AIM OF THE EXERCISE :: Your job is to retype all of the data word for word, leaving every image out.

DATA SECTION ::
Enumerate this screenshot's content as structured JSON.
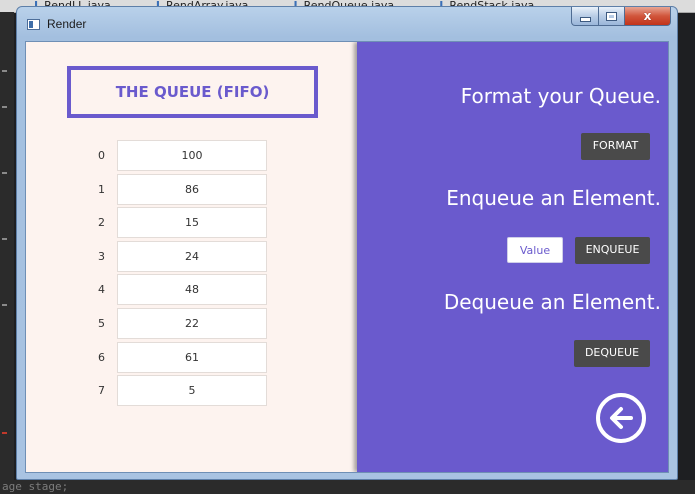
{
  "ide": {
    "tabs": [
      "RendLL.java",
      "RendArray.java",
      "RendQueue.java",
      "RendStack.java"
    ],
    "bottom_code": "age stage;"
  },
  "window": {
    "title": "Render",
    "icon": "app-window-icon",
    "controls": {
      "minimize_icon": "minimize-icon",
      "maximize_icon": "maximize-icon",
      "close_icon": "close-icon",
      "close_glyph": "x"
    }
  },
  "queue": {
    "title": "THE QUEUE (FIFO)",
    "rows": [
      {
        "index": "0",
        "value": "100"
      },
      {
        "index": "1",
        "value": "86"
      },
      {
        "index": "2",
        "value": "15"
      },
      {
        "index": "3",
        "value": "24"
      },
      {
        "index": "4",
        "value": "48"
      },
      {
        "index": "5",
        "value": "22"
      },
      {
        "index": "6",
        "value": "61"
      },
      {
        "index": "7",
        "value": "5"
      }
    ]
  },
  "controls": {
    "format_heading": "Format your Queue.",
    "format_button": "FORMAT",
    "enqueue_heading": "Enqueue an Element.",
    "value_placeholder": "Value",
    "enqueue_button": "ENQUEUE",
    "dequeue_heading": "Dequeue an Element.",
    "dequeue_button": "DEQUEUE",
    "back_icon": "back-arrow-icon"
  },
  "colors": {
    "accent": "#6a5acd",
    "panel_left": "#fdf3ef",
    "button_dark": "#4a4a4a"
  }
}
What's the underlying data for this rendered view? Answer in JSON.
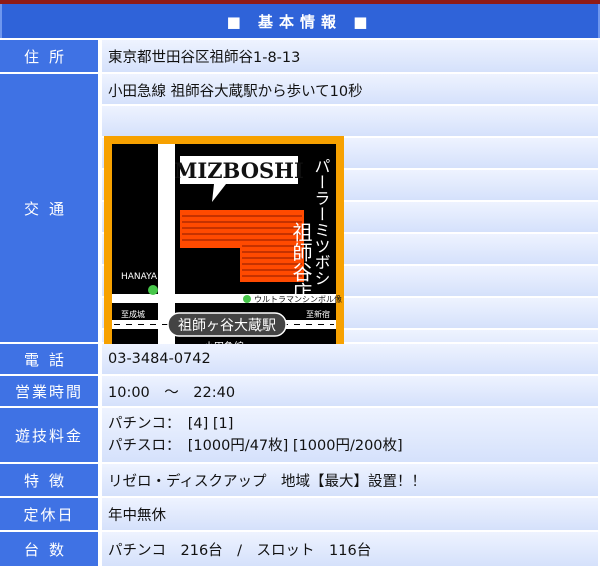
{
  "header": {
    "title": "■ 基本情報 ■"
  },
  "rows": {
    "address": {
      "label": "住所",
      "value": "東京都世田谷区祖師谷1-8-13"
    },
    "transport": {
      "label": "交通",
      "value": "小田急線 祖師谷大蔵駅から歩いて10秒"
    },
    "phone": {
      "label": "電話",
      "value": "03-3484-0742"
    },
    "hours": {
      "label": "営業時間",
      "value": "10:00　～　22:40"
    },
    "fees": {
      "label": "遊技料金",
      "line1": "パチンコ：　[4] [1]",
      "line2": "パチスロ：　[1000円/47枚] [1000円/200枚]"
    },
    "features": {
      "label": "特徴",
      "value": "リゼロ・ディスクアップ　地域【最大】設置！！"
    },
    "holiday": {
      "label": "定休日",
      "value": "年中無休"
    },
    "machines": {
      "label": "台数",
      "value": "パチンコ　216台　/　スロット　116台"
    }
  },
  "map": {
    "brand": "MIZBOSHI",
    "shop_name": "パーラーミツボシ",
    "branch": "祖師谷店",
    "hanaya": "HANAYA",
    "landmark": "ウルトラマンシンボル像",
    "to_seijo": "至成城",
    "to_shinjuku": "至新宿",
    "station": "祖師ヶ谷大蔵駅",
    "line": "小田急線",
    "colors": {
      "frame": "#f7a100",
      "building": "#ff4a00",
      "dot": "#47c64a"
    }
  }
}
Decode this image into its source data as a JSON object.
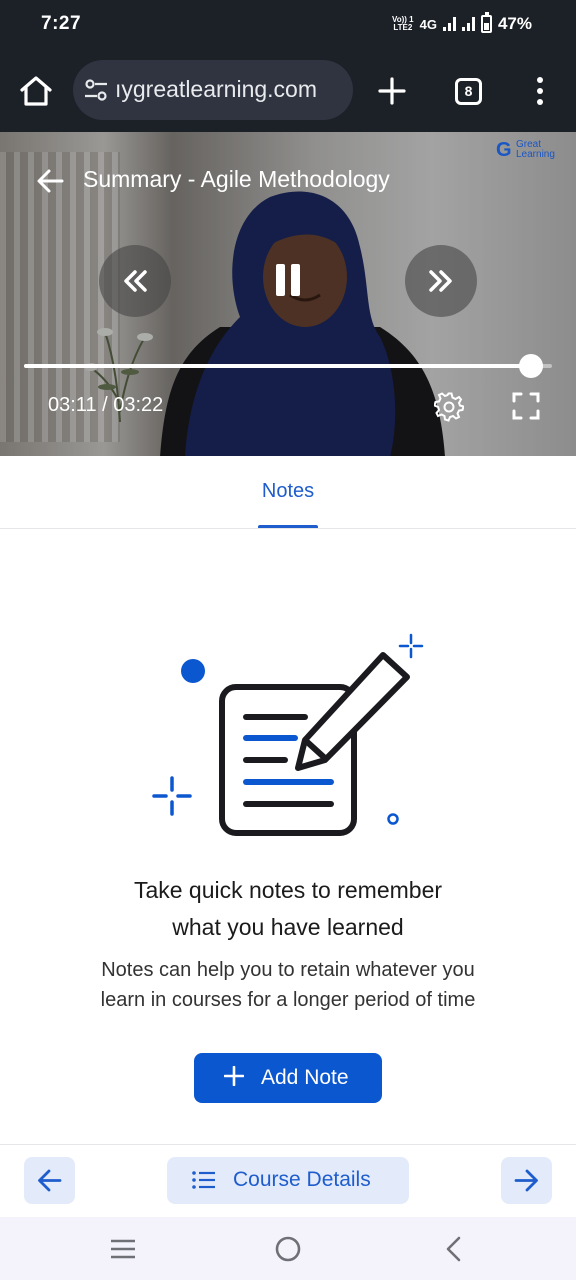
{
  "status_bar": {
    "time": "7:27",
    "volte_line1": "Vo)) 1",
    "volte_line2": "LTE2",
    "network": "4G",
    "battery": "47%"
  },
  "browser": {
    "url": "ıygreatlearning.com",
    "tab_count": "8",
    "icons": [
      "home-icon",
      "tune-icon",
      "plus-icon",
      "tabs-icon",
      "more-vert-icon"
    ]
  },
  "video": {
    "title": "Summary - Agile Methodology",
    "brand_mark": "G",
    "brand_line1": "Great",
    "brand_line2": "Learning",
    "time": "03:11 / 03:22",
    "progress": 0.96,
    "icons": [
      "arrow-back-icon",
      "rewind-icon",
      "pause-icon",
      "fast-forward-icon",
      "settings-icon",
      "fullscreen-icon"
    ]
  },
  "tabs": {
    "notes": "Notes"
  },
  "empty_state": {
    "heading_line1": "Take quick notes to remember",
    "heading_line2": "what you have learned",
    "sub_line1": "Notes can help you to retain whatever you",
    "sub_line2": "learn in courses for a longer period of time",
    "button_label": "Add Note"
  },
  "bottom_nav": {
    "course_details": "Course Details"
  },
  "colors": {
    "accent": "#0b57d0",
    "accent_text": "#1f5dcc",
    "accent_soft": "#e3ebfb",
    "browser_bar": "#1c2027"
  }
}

THE COMPLETED TASK ::
Enumerate this screenshot's content as structured JSON.
{
  "ide": {
    "tabs": [
      "RendLL.java",
      "RendArray.java",
      "RendQueue.java",
      "RendStack.java"
    ],
    "bottom_code": "age stage;"
  },
  "window": {
    "title": "Render",
    "icon": "app-window-icon",
    "controls": {
      "minimize_icon": "minimize-icon",
      "maximize_icon": "maximize-icon",
      "close_icon": "close-icon",
      "close_glyph": "x"
    }
  },
  "queue": {
    "title": "THE QUEUE (FIFO)",
    "rows": [
      {
        "index": "0",
        "value": "100"
      },
      {
        "index": "1",
        "value": "86"
      },
      {
        "index": "2",
        "value": "15"
      },
      {
        "index": "3",
        "value": "24"
      },
      {
        "index": "4",
        "value": "48"
      },
      {
        "index": "5",
        "value": "22"
      },
      {
        "index": "6",
        "value": "61"
      },
      {
        "index": "7",
        "value": "5"
      }
    ]
  },
  "controls": {
    "format_heading": "Format your Queue.",
    "format_button": "FORMAT",
    "enqueue_heading": "Enqueue an Element.",
    "value_placeholder": "Value",
    "enqueue_button": "ENQUEUE",
    "dequeue_heading": "Dequeue an Element.",
    "dequeue_button": "DEQUEUE",
    "back_icon": "back-arrow-icon"
  },
  "colors": {
    "accent": "#6a5acd",
    "panel_left": "#fdf3ef",
    "button_dark": "#4a4a4a"
  }
}
What's the underlying data for this rendered view? Answer in JSON.
{
  "header": {
    "title": "■ 基本情報 ■"
  },
  "rows": {
    "address": {
      "label": "住所",
      "value": "東京都世田谷区祖師谷1-8-13"
    },
    "transport": {
      "label": "交通",
      "value": "小田急線 祖師谷大蔵駅から歩いて10秒"
    },
    "phone": {
      "label": "電話",
      "value": "03-3484-0742"
    },
    "hours": {
      "label": "営業時間",
      "value": "10:00　～　22:40"
    },
    "fees": {
      "label": "遊技料金",
      "line1": "パチンコ：　[4] [1]",
      "line2": "パチスロ：　[1000円/47枚] [1000円/200枚]"
    },
    "features": {
      "label": "特徴",
      "value": "リゼロ・ディスクアップ　地域【最大】設置！！"
    },
    "holiday": {
      "label": "定休日",
      "value": "年中無休"
    },
    "machines": {
      "label": "台数",
      "value": "パチンコ　216台　/　スロット　116台"
    }
  },
  "map": {
    "brand": "MIZBOSHI",
    "shop_name": "パーラーミツボシ",
    "branch": "祖師谷店",
    "hanaya": "HANAYA",
    "landmark": "ウルトラマンシンボル像",
    "to_seijo": "至成城",
    "to_shinjuku": "至新宿",
    "station": "祖師ヶ谷大蔵駅",
    "line": "小田急線",
    "colors": {
      "frame": "#f7a100",
      "building": "#ff4a00",
      "dot": "#47c64a"
    }
  }
}
Decode this image into its source data as a JSON object.
{
  "status_bar": {
    "time": "7:27",
    "volte_line1": "Vo)) 1",
    "volte_line2": "LTE2",
    "network": "4G",
    "battery": "47%"
  },
  "browser": {
    "url": "ıygreatlearning.com",
    "tab_count": "8",
    "icons": [
      "home-icon",
      "tune-icon",
      "plus-icon",
      "tabs-icon",
      "more-vert-icon"
    ]
  },
  "video": {
    "title": "Summary - Agile Methodology",
    "brand_mark": "G",
    "brand_line1": "Great",
    "brand_line2": "Learning",
    "time": "03:11 / 03:22",
    "progress": 0.96,
    "icons": [
      "arrow-back-icon",
      "rewind-icon",
      "pause-icon",
      "fast-forward-icon",
      "settings-icon",
      "fullscreen-icon"
    ]
  },
  "tabs": {
    "notes": "Notes"
  },
  "empty_state": {
    "heading_line1": "Take quick notes to remember",
    "heading_line2": "what you have learned",
    "sub_line1": "Notes can help you to retain whatever you",
    "sub_line2": "learn in courses for a longer period of time",
    "button_label": "Add Note"
  },
  "bottom_nav": {
    "course_details": "Course Details"
  },
  "colors": {
    "accent": "#0b57d0",
    "accent_text": "#1f5dcc",
    "accent_soft": "#e3ebfb",
    "browser_bar": "#1c2027"
  }
}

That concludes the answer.